§ Exercise brief
Looking at the entries, say how many lines contain the string "avril". Offer nothing besides the number.

§ Input records
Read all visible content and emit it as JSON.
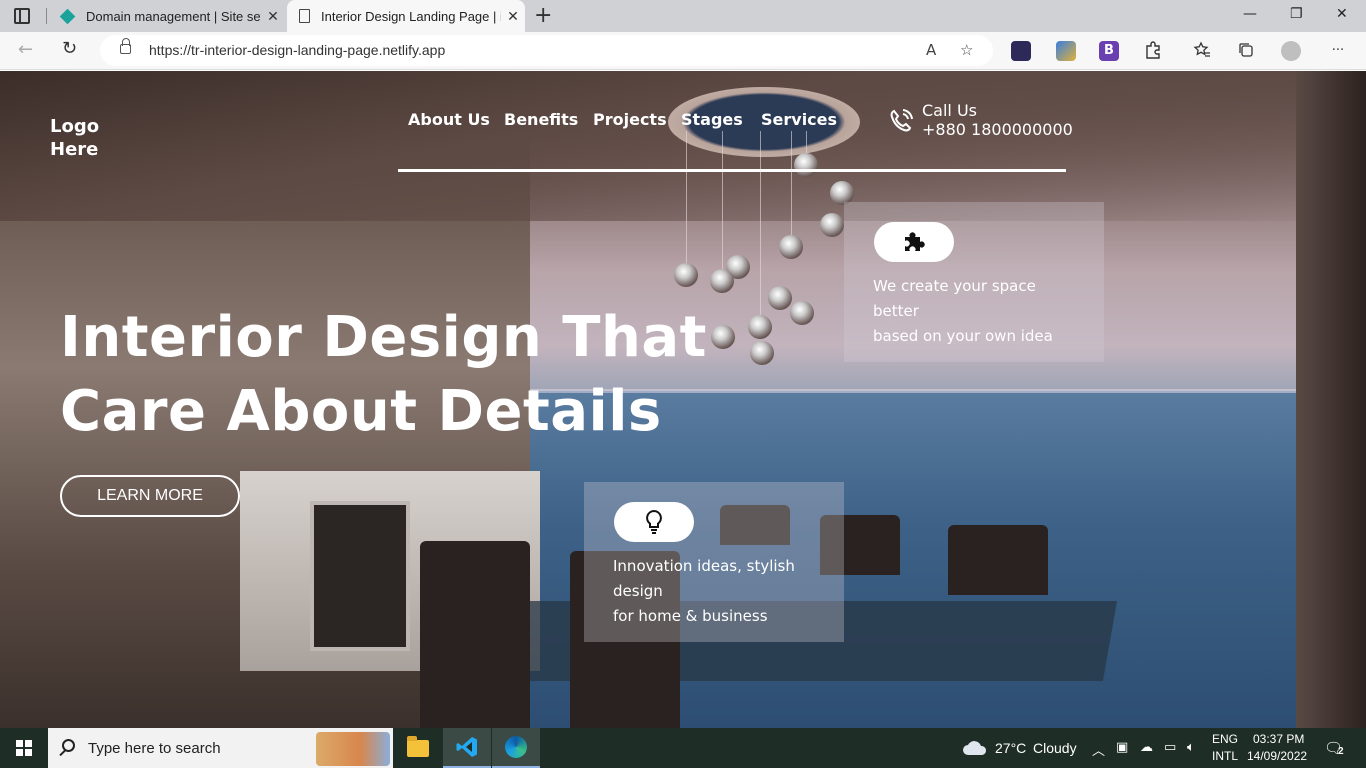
{
  "browser": {
    "tabs": [
      {
        "title": "Domain management | Site settin",
        "close": "✕"
      },
      {
        "title": "Interior Design Landing Page | iN",
        "close": "✕"
      }
    ],
    "new_tab": "+",
    "window_controls": {
      "minimize": "—",
      "restore": "❐",
      "close": "✕"
    },
    "back": "←",
    "reload": "↻",
    "url": "https://tr-interior-design-landing-page.netlify.app",
    "read_aloud": "A",
    "favorite": "☆",
    "more": "···",
    "extensions": {
      "b_label": "B"
    }
  },
  "site": {
    "logo_line1": "Logo",
    "logo_line2": "Here",
    "nav": [
      "About Us",
      "Benefits",
      "Projects",
      "Stages",
      "Services"
    ],
    "call_title": "Call Us",
    "call_number": "+880 1800000000",
    "hero_line1": "Interior Design That",
    "hero_line2": "Care About Details",
    "cta": "LEARN MORE",
    "cards": [
      {
        "icon": "puzzle-icon",
        "lines": [
          "We create your space",
          "better",
          "based on your own idea"
        ]
      },
      {
        "icon": "lightbulb-icon",
        "lines": [
          "Innovation ideas, stylish",
          "design",
          "for home & business"
        ]
      }
    ]
  },
  "taskbar": {
    "search_placeholder": "Type here to search",
    "weather_temp": "27°C",
    "weather_desc": "Cloudy",
    "lang1": "ENG",
    "lang2": "INTL",
    "time": "03:37 PM",
    "date": "14/09/2022",
    "notifications": "2"
  },
  "colors": {
    "taskbar_bg": "#1f2d27",
    "tab_active_bg": "#f7f7f7",
    "tabbar_bg": "#cfd1d4"
  }
}
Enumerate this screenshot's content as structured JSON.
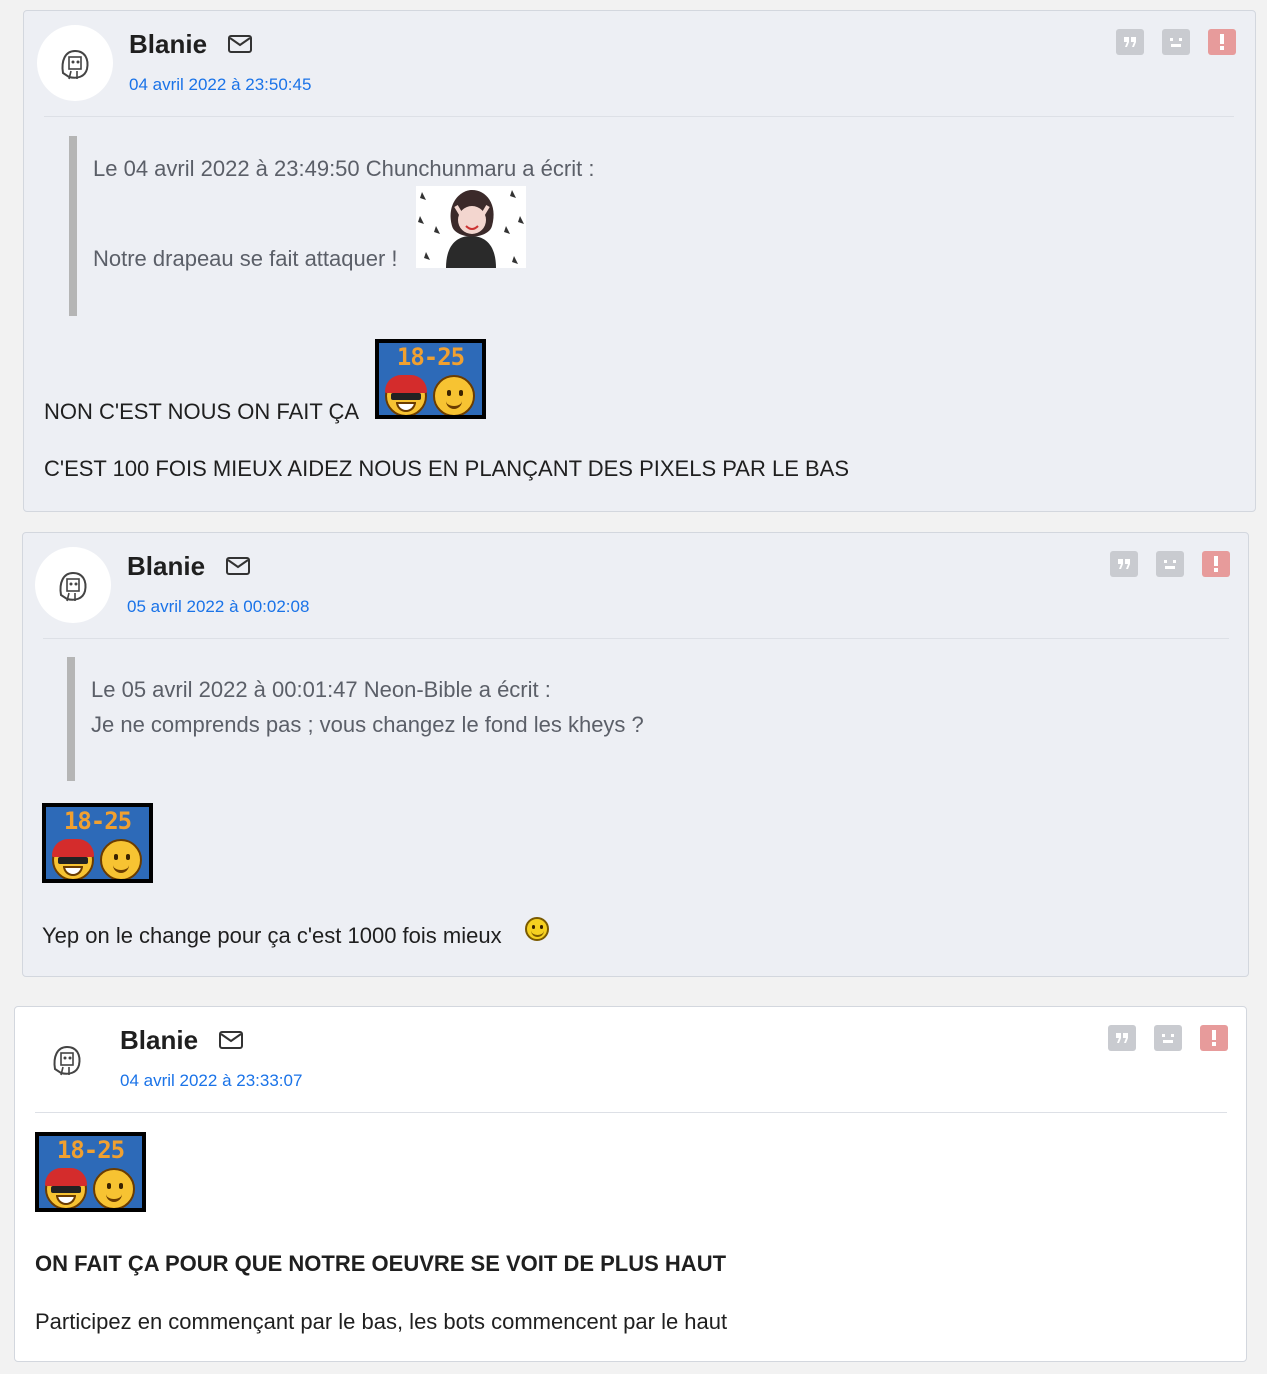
{
  "posts": [
    {
      "author": "Blanie",
      "date": "04 avril 2022 à 23:50:45",
      "quote": {
        "header": "Le 04 avril 2022 à 23:49:50 Chunchunmaru a écrit :",
        "lines": [
          "Notre drapeau se fait attaquer !"
        ]
      },
      "body": [
        "NON C'EST NOUS ON FAIT ÇA",
        "C'EST 100 FOIS MIEUX AIDEZ NOUS EN PLANÇANT DES PIXELS PAR LE BAS"
      ]
    },
    {
      "author": "Blanie",
      "date": "05 avril 2022 à 00:02:08",
      "quote": {
        "header": "Le 05 avril 2022 à 00:01:47 Neon-Bible a écrit :",
        "lines": [
          "Je ne comprends pas ; vous changez le fond les kheys ?"
        ]
      },
      "body": [
        "Yep on le change pour ça c'est 1000 fois mieux"
      ]
    },
    {
      "author": "Blanie",
      "date": "04 avril 2022 à 23:33:07",
      "body": [
        "ON FAIT ÇA POUR QUE NOTRE OEUVRE SE VOIT DE PLUS HAUT",
        "Participez en commençant par le bas, les bots commencent par le haut"
      ]
    }
  ],
  "sticker_text": "18-25",
  "icons": {
    "avatar": "owl-avatar-icon",
    "mail": "mail-icon",
    "quote": "quote-icon",
    "sad": "sad-face-icon",
    "report": "report-icon"
  },
  "colors": {
    "date": "#1a73e8",
    "report": "#e79b9b",
    "action": "#c9cbd0",
    "post_bg": "#edeff4"
  }
}
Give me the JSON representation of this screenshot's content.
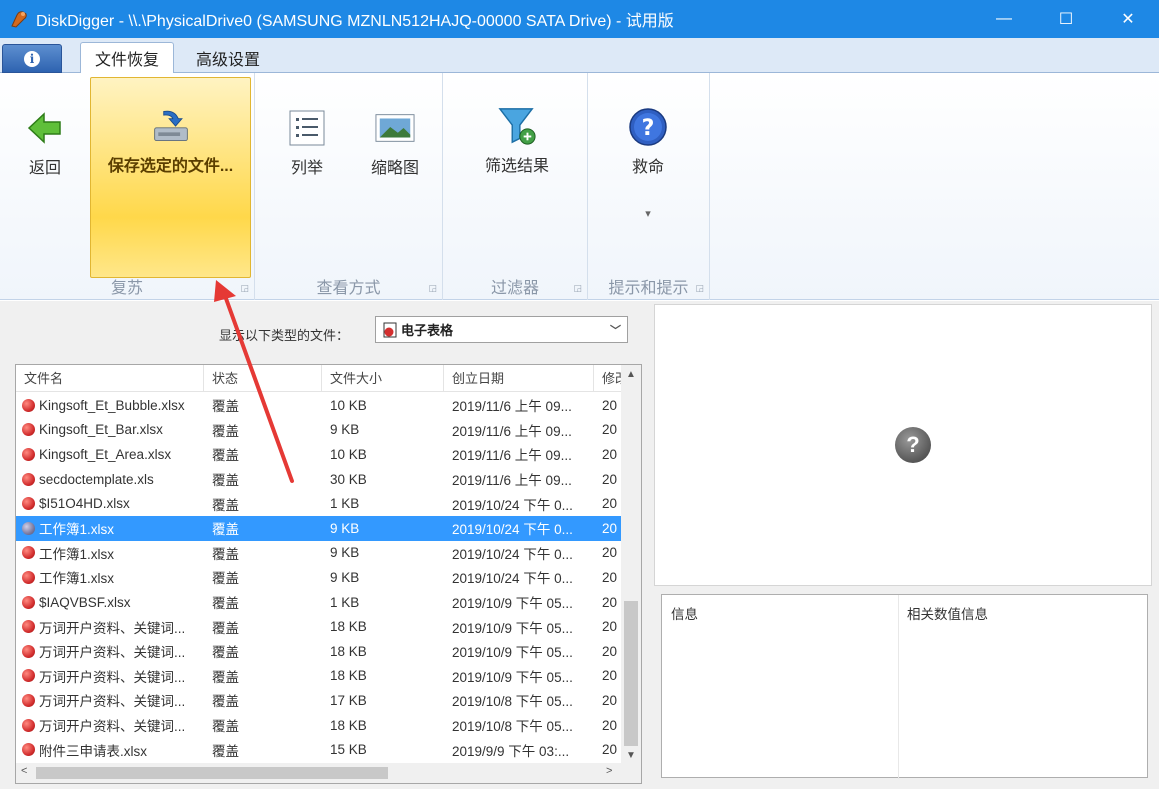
{
  "window": {
    "title": "DiskDigger - \\\\.\\PhysicalDrive0 (SAMSUNG MZNLN512HAJQ-00000 SATA Drive) - 试用版",
    "minimize": "—",
    "maximize": "☐",
    "close": "✕"
  },
  "tabs": [
    {
      "label": "文件恢复",
      "active": true
    },
    {
      "label": "高级设置",
      "active": false
    }
  ],
  "ribbon": {
    "back_label": "返回",
    "save_label": "保存选定的文件...",
    "group_recover": "复苏",
    "list_label": "列举",
    "thumb_label": "缩略图",
    "group_view": "查看方式",
    "filter_label": "筛选结果",
    "group_filter": "过滤器",
    "help_label": "救命",
    "help_dropdown": "▾",
    "group_tips": "提示和提示"
  },
  "filter": {
    "label": "显示以下类型的文件：",
    "selected": "电子表格"
  },
  "columns": [
    "文件名",
    "状态",
    "文件大小",
    "创立日期",
    "修改"
  ],
  "rows": [
    {
      "name": "Kingsoft_Et_Bubble.xlsx",
      "status": "覆盖",
      "size": "10 KB",
      "created": "2019/11/6 上午 09...",
      "mod": "20",
      "selected": false
    },
    {
      "name": "Kingsoft_Et_Bar.xlsx",
      "status": "覆盖",
      "size": "9 KB",
      "created": "2019/11/6 上午 09...",
      "mod": "20",
      "selected": false
    },
    {
      "name": "Kingsoft_Et_Area.xlsx",
      "status": "覆盖",
      "size": "10 KB",
      "created": "2019/11/6 上午 09...",
      "mod": "20",
      "selected": false
    },
    {
      "name": "secdoctemplate.xls",
      "status": "覆盖",
      "size": "30 KB",
      "created": "2019/11/6 上午 09...",
      "mod": "20",
      "selected": false
    },
    {
      "name": "$I51O4HD.xlsx",
      "status": "覆盖",
      "size": "1 KB",
      "created": "2019/10/24 下午 0...",
      "mod": "20",
      "selected": false
    },
    {
      "name": "工作簿1.xlsx",
      "status": "覆盖",
      "size": "9 KB",
      "created": "2019/10/24 下午 0...",
      "mod": "20",
      "selected": true
    },
    {
      "name": "工作簿1.xlsx",
      "status": "覆盖",
      "size": "9 KB",
      "created": "2019/10/24 下午 0...",
      "mod": "20",
      "selected": false
    },
    {
      "name": "工作簿1.xlsx",
      "status": "覆盖",
      "size": "9 KB",
      "created": "2019/10/24 下午 0...",
      "mod": "20",
      "selected": false
    },
    {
      "name": "$IAQVBSF.xlsx",
      "status": "覆盖",
      "size": "1 KB",
      "created": "2019/10/9 下午 05...",
      "mod": "20",
      "selected": false
    },
    {
      "name": "万词开户资料、关键词...",
      "status": "覆盖",
      "size": "18 KB",
      "created": "2019/10/9 下午 05...",
      "mod": "20",
      "selected": false
    },
    {
      "name": "万词开户资料、关键词...",
      "status": "覆盖",
      "size": "18 KB",
      "created": "2019/10/9 下午 05...",
      "mod": "20",
      "selected": false
    },
    {
      "name": "万词开户资料、关键词...",
      "status": "覆盖",
      "size": "18 KB",
      "created": "2019/10/9 下午 05...",
      "mod": "20",
      "selected": false
    },
    {
      "name": "万词开户资料、关键词...",
      "status": "覆盖",
      "size": "17 KB",
      "created": "2019/10/8 下午 05...",
      "mod": "20",
      "selected": false
    },
    {
      "name": "万词开户资料、关键词...",
      "status": "覆盖",
      "size": "18 KB",
      "created": "2019/10/8 下午 05...",
      "mod": "20",
      "selected": false
    },
    {
      "name": "附件三申请表.xlsx",
      "status": "覆盖",
      "size": "15 KB",
      "created": "2019/9/9 下午 03:...",
      "mod": "20",
      "selected": false
    }
  ],
  "info_table": {
    "col1": "信息",
    "col2": "相关数值信息"
  },
  "colors": {
    "titlebar": "#1e88e5",
    "selection": "#3399ff",
    "highlight": "#ffd84a",
    "annotation": "#e53935"
  }
}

§ Reply to the task
5